Data records for software interfaces
○ ○ ○ ○
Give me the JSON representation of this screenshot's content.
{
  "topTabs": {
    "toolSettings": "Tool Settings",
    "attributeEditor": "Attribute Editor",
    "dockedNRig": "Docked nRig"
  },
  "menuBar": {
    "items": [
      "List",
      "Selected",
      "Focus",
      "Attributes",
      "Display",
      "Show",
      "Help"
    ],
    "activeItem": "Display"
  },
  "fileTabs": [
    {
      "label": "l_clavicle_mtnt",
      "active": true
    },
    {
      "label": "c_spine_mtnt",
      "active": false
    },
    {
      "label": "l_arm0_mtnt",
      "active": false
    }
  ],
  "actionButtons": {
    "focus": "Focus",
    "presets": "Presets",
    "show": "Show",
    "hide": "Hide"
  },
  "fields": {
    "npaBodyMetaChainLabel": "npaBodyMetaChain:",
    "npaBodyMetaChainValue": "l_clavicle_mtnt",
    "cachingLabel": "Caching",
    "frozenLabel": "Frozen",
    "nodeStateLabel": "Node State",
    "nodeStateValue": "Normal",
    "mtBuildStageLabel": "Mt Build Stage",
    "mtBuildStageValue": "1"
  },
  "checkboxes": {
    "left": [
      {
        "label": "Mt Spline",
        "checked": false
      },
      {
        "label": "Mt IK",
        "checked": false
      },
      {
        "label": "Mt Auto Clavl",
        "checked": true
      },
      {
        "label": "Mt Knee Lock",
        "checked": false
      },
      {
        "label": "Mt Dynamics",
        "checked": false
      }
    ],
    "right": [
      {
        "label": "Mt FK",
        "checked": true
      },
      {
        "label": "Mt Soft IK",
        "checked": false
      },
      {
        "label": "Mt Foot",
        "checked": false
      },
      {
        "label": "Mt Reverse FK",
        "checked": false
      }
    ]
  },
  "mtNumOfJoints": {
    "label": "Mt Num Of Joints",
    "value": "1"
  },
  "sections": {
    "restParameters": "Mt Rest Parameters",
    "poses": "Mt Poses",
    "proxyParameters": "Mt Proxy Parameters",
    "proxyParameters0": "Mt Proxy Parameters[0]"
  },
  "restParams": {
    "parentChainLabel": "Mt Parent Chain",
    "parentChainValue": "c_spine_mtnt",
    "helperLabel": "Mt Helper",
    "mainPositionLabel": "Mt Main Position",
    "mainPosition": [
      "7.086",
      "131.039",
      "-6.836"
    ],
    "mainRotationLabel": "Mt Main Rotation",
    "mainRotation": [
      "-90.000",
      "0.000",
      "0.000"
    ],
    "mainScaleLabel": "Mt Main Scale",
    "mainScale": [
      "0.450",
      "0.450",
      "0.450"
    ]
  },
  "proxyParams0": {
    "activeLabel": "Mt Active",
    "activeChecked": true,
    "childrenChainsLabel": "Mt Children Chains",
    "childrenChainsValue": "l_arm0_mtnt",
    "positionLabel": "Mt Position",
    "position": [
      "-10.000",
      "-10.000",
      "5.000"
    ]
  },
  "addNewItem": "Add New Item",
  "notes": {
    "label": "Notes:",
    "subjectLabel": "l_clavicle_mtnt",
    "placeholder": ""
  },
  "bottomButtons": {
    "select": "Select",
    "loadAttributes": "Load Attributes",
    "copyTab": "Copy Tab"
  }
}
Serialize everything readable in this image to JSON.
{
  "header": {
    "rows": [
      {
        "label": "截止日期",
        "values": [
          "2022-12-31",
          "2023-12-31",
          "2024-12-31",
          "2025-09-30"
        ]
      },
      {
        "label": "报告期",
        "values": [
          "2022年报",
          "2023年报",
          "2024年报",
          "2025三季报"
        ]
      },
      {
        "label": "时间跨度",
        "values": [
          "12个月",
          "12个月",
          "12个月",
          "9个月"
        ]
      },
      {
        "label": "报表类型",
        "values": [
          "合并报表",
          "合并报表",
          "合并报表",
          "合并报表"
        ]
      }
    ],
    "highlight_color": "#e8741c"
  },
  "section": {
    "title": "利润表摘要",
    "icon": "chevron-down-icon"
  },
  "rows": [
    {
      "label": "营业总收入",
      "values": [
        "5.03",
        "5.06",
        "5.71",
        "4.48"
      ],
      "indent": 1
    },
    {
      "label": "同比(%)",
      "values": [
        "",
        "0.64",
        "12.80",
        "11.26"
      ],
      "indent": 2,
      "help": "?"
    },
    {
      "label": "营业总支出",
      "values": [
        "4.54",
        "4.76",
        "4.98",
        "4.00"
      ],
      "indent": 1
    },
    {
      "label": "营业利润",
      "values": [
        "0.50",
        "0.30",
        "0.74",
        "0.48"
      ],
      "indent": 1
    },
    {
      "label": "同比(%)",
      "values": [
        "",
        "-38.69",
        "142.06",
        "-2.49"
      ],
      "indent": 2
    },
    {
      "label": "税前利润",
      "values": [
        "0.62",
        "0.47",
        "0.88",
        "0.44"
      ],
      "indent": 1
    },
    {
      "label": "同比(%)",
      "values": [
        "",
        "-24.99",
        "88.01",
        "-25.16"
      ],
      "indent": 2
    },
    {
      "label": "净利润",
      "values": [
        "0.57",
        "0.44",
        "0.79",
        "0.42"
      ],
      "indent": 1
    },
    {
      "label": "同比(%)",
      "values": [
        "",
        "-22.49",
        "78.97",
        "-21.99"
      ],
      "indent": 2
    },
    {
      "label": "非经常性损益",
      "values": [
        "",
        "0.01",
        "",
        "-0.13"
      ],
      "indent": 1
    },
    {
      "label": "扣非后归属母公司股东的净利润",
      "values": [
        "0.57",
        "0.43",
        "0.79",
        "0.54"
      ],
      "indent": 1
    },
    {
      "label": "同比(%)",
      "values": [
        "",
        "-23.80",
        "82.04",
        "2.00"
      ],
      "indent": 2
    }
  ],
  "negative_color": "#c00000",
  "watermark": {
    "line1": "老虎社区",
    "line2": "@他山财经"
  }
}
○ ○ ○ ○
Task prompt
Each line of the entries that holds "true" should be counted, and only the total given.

Task response
4